By mid-February, the Antarctic winter was well on its way and it was time for our field season to end. Sarah and I flew back to Christchurch on a US Air Force C-17 and we were then lucky enough to spend a couple of week travelling around New Zealand before coming back to the U.S. As you might imagine, New Zealand is a very different environment from Antarctica and maybe even more stunningly beautiful. It was interesting adjusting back to a more normal society and being surprised at seeing normally mundane things that were not present in Antarctica, such as trees, dogs, children, and the night sky. Then, nearly immediately after arriving back in the U.S., the COVID crisis began and I was stuck in my apartment for a few months working on data analysis and writing.

Sarah & I on my last night at McMurdo. This time I found a beaver costume!
The US Air Force C-17 after it landed on the Ross Ice Shelf. Soon, we would board the plane and leave Antarctica.

Now that my 2nd summer is here and our lab has re-opened, I spend most days doing lab processing and analysis of the soil samples we collected in Antarctica and from other projects. My lab work consists of various chemical analyses of soils as well as DNA-based analyses of soil microbial communities. These DNA analyses involve isolation of DNA from the samples and lots of PCR (check out my growing collection of PCR plates below!). The lab work isn’t particularly exciting, but at least it is going smoothly thus far. Anyways, this might be the longest post card in history, so I’m going to stop it here (I’m impressed if you actually read this far!). I hope everyone is doing well during these challenging times and I hope to see everyone soon.

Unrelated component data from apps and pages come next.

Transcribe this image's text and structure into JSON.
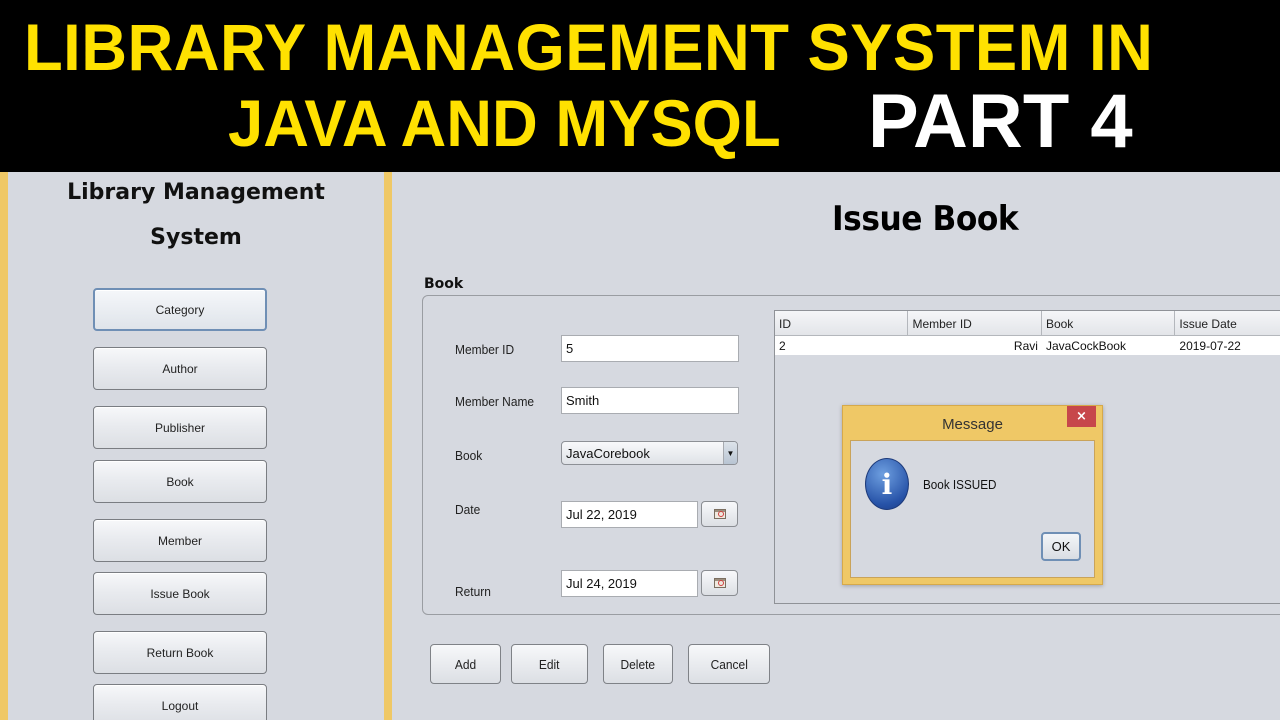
{
  "banner": {
    "line1": "LIBRARY MANAGEMENT SYSTEM IN",
    "line2": "JAVA AND MYSQL",
    "part": "PART 4",
    "title_color": "#ffe100",
    "part_color": "#ffffff"
  },
  "sidebar": {
    "title_line1": "Library Management",
    "title_line2": "System",
    "accent_color": "#efc866",
    "items": [
      {
        "label": "Category"
      },
      {
        "label": "Author"
      },
      {
        "label": "Publisher"
      },
      {
        "label": "Book"
      },
      {
        "label": "Member"
      },
      {
        "label": "Issue Book"
      },
      {
        "label": "Return Book"
      },
      {
        "label": "Logout"
      }
    ]
  },
  "main": {
    "title": "Issue Book",
    "group_label": "Book",
    "form": {
      "member_id_label": "Member ID",
      "member_id_value": "5",
      "member_name_label": "Member Name",
      "member_name_value": "Smith",
      "book_label": "Book",
      "book_selected": "JavaCorebook",
      "date_label": "Date",
      "date_value": "Jul 22, 2019",
      "return_label": "Return",
      "return_value": "Jul 24, 2019"
    },
    "table": {
      "columns": [
        "ID",
        "Member ID",
        "Book",
        "Issue Date"
      ],
      "rows": [
        [
          "2",
          "Ravi",
          "JavaCockBook",
          "2019-07-22"
        ]
      ]
    },
    "actions": {
      "add": "Add",
      "edit": "Edit",
      "delete": "Delete",
      "cancel": "Cancel"
    }
  },
  "dialog": {
    "title": "Message",
    "close_glyph": "×",
    "icon_glyph": "i",
    "message": "Book ISSUED",
    "ok_label": "OK"
  }
}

A view on the way up to Roy’s Peak, near Mt. Aspiring National Park in New Zealand.
A small sample of the PCR reactions I’ve doing in the lab this summer. The PCR reactions amplify marker genes for different microbial taxa in DNA isolated from the McMurdo soil and microbial mat samples. We then sequence the amplified DNA and the sequences help us to understand how microbial taxa are distributed across the McMurdo Dry Valleys landscape.

Ernie Osburn is an Interfaces of Global Change fellow working with Dr. Jeb Barrett in Virginia Tech’s Department of Biological Sciences. He is studying the impacts of Rhododendron removals on soil microbial communities and nitrogen cycling in Appalachian forests.